Supplied material section start

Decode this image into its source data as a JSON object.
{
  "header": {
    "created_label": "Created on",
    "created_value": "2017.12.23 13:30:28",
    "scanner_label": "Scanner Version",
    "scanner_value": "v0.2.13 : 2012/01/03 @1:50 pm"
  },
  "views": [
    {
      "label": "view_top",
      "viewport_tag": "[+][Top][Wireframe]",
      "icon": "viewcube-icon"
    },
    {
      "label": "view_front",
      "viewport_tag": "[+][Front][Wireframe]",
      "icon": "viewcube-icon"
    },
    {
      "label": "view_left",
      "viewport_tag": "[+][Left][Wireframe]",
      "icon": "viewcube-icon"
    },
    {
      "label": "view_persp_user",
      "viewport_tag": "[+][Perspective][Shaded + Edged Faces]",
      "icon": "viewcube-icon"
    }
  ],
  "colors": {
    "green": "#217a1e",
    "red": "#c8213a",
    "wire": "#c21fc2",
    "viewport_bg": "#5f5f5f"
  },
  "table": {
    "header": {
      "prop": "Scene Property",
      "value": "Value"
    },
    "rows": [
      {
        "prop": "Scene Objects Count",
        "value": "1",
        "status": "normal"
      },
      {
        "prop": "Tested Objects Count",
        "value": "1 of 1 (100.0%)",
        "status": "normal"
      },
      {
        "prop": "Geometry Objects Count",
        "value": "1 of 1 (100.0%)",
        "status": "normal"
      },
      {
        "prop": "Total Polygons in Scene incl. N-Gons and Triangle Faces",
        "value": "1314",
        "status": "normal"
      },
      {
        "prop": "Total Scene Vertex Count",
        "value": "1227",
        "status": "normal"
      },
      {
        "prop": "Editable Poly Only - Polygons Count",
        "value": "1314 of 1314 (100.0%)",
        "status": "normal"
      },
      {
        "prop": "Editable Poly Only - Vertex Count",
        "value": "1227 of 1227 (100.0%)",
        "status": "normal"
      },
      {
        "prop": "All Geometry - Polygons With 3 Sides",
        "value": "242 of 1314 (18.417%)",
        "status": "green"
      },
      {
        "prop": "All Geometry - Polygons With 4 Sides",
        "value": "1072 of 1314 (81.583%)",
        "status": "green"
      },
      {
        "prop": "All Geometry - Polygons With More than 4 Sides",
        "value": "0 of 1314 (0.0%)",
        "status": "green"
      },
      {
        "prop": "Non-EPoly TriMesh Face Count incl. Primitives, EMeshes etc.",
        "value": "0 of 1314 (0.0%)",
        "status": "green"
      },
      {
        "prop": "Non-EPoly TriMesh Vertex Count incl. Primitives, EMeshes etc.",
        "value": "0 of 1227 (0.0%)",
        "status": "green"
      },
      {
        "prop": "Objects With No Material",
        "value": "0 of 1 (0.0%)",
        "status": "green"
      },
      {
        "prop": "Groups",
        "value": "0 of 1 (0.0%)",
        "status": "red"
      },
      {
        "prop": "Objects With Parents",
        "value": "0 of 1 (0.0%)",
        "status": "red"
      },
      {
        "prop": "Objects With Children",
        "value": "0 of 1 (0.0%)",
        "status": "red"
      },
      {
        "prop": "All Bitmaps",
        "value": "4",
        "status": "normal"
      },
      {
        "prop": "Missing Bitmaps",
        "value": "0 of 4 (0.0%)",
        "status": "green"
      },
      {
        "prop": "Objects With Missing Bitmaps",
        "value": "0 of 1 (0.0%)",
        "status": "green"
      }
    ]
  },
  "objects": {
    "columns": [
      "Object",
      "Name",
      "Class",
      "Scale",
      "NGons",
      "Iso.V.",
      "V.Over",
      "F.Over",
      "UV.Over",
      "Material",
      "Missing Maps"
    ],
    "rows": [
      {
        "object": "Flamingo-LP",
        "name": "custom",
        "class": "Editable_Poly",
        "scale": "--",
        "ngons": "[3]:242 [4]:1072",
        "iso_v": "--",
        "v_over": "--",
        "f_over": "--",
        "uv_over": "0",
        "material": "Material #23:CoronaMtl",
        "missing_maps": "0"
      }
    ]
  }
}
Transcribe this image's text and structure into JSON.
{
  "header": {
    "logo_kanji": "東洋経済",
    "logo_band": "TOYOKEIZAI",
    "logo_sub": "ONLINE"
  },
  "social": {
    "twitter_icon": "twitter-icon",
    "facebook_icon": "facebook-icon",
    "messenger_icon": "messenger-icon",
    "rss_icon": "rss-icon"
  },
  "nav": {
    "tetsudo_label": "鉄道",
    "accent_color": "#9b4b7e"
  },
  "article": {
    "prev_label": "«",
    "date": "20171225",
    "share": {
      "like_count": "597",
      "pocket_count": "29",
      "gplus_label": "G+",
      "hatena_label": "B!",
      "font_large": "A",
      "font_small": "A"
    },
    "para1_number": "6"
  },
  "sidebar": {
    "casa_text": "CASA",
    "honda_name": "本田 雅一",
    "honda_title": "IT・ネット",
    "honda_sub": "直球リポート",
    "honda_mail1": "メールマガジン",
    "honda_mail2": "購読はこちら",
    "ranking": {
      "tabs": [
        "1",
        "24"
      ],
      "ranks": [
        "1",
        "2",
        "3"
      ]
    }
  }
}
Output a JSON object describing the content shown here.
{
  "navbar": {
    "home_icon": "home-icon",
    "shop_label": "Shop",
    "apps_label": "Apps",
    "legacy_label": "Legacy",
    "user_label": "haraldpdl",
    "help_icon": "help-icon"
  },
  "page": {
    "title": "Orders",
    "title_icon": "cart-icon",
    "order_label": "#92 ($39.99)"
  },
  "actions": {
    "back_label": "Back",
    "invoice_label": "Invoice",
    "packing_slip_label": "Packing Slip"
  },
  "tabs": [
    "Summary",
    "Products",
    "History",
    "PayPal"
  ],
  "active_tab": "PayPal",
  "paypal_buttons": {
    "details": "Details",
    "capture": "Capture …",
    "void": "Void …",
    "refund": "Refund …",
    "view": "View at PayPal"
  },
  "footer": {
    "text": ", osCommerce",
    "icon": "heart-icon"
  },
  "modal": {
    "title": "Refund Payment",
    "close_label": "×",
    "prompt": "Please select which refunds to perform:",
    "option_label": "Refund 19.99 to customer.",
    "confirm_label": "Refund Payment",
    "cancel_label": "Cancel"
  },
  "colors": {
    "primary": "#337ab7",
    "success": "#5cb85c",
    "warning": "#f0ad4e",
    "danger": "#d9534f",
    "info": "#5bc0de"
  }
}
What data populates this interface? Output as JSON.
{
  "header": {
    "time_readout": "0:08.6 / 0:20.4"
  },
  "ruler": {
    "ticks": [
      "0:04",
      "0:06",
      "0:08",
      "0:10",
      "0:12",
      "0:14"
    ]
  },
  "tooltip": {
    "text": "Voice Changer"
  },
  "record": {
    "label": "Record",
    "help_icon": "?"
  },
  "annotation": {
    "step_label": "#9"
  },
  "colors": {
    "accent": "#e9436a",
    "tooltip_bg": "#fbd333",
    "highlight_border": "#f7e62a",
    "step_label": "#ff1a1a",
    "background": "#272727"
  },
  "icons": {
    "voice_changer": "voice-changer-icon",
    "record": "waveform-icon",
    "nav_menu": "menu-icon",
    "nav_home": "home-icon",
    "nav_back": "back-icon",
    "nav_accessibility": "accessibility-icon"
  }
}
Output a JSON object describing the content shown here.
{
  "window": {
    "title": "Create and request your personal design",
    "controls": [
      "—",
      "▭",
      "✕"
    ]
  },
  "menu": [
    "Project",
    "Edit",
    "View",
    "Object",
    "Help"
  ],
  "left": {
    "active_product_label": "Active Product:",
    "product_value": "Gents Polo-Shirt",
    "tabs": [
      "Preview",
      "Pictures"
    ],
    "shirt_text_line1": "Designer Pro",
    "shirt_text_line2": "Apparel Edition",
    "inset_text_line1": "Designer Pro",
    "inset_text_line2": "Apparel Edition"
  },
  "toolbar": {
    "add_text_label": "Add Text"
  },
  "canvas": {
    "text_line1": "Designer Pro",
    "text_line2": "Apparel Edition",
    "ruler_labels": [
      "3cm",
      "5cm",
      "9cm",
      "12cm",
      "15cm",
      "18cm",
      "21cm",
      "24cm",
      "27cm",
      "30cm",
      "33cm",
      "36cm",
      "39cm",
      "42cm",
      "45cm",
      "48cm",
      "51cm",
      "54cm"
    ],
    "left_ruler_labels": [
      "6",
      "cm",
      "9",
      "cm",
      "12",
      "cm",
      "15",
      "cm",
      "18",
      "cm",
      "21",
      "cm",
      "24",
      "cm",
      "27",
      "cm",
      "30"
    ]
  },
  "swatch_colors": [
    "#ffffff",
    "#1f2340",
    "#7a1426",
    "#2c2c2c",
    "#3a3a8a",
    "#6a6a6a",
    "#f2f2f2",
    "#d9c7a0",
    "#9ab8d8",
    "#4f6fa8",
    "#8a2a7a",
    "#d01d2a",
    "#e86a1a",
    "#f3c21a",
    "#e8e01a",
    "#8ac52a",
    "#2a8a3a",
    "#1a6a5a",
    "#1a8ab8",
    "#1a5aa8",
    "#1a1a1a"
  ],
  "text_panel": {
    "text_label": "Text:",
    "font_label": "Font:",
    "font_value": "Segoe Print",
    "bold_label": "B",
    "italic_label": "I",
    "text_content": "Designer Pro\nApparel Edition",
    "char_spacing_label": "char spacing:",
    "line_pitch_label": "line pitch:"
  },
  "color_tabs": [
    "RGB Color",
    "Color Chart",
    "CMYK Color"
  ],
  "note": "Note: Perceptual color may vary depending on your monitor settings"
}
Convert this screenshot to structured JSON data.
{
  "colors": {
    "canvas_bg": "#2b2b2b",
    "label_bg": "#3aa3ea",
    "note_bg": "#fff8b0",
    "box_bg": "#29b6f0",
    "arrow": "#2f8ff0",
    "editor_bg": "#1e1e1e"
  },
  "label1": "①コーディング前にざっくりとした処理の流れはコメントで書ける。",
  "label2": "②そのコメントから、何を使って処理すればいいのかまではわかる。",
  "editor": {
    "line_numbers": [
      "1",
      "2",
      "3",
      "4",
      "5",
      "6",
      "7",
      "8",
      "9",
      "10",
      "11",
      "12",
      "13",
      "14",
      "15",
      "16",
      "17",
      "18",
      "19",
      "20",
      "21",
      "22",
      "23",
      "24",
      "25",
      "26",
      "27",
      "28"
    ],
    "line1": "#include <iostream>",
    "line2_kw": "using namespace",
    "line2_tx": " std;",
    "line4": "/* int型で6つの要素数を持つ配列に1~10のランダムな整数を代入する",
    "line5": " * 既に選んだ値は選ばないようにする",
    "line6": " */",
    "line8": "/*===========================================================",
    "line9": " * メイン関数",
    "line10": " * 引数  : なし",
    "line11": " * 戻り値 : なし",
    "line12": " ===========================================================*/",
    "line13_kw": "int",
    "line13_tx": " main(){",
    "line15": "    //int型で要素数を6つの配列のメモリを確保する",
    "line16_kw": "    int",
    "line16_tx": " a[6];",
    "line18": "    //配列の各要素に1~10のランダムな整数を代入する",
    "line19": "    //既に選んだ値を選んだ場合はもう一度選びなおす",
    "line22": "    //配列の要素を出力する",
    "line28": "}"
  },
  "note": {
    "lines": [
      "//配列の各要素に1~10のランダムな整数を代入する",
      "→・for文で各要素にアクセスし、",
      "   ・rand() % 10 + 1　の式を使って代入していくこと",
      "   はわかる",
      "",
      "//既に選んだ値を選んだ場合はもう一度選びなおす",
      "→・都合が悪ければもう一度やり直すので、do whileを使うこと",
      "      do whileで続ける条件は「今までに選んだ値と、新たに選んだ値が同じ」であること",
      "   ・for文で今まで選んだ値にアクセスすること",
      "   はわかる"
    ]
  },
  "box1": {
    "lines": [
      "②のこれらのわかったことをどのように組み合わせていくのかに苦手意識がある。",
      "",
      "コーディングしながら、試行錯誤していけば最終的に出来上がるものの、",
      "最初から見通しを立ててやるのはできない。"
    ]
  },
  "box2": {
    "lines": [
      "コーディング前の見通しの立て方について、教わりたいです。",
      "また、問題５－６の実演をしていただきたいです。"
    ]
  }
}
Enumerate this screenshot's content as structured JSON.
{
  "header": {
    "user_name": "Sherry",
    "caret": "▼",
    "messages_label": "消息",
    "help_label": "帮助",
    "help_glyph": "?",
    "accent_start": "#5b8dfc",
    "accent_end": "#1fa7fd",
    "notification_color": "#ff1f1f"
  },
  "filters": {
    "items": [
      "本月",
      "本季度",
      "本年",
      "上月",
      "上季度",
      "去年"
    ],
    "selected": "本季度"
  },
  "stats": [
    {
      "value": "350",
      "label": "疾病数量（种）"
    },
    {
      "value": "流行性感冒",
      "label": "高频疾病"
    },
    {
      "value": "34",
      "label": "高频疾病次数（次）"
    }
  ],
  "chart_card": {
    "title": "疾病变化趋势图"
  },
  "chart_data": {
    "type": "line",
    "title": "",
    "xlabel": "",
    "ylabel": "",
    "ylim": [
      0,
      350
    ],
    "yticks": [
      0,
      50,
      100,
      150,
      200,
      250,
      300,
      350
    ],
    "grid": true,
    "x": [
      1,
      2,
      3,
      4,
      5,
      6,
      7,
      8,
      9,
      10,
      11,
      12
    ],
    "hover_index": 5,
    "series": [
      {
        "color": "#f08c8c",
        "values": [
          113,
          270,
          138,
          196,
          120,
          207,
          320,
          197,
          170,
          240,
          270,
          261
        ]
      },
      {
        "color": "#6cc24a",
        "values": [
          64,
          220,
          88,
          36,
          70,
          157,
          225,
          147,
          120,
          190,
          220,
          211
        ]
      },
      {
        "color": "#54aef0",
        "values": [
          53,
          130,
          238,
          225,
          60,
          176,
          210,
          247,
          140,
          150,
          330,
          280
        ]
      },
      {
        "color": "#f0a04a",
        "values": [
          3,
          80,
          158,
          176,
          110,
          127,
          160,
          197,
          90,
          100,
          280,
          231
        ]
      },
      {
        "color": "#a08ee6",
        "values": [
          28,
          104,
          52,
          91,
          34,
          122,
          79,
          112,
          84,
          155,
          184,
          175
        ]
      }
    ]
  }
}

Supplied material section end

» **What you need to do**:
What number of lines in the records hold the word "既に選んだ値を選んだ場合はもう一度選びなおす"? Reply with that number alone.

» **Result below**:
2